§ **Work to be completed**
Count every line below containing "with"; state the number only.

§ **Dataset excerpts**
━━━━━━━━━━━━━━━━
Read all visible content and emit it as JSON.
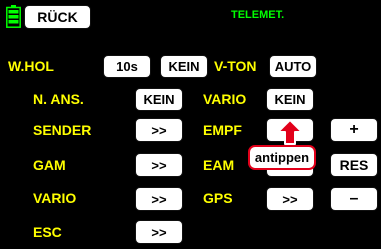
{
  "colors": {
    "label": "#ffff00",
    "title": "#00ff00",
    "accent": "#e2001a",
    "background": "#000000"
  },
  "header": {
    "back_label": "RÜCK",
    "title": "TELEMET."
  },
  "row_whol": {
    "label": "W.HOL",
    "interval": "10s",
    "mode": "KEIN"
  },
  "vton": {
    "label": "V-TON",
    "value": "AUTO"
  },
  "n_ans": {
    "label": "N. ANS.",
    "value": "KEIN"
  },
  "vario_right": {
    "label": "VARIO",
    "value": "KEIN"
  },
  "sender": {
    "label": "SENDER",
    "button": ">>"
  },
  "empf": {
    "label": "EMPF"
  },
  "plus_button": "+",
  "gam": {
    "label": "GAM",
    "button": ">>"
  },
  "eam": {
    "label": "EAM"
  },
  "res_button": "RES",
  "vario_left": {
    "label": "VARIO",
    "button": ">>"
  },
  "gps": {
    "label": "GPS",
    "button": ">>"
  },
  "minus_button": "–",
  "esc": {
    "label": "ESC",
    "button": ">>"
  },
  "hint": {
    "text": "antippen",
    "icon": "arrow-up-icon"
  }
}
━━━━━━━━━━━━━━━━
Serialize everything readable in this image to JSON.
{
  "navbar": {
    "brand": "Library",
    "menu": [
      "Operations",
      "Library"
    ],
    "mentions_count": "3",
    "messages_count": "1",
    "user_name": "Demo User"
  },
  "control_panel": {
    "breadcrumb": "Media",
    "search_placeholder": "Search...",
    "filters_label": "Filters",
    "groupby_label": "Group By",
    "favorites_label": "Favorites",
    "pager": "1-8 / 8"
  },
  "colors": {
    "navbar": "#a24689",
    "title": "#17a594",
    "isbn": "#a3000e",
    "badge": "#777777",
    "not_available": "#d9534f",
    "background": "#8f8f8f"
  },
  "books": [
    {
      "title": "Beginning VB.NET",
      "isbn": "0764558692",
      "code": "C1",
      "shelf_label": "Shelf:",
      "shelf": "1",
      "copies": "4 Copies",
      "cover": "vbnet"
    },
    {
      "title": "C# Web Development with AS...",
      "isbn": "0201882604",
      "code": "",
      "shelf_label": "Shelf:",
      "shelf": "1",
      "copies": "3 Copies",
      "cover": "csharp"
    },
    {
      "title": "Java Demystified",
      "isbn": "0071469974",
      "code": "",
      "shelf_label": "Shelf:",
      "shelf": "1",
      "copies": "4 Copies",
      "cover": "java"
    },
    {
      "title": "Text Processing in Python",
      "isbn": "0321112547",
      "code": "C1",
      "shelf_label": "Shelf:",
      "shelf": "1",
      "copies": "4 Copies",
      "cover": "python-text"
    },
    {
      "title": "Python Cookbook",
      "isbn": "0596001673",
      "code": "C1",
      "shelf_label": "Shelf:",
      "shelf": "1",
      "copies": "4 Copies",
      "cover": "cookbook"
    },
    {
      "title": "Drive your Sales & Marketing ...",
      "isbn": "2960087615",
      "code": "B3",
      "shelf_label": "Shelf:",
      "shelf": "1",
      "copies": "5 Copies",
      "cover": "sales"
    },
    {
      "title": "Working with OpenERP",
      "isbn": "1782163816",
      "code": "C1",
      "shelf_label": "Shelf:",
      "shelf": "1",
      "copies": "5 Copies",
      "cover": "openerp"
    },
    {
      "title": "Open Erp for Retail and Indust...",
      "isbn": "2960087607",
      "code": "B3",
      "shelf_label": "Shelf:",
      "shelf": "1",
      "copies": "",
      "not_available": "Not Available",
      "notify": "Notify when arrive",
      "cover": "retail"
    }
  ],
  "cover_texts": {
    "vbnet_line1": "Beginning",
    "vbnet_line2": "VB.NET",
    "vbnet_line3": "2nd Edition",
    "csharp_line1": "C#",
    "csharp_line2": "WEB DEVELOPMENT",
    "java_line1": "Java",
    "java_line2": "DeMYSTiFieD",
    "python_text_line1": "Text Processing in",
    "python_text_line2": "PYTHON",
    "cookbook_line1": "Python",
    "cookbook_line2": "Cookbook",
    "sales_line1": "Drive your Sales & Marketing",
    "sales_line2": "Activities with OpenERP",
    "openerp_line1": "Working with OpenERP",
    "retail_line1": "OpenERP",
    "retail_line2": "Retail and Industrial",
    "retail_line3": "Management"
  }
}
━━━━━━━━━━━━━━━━
§ **Problem solution**
4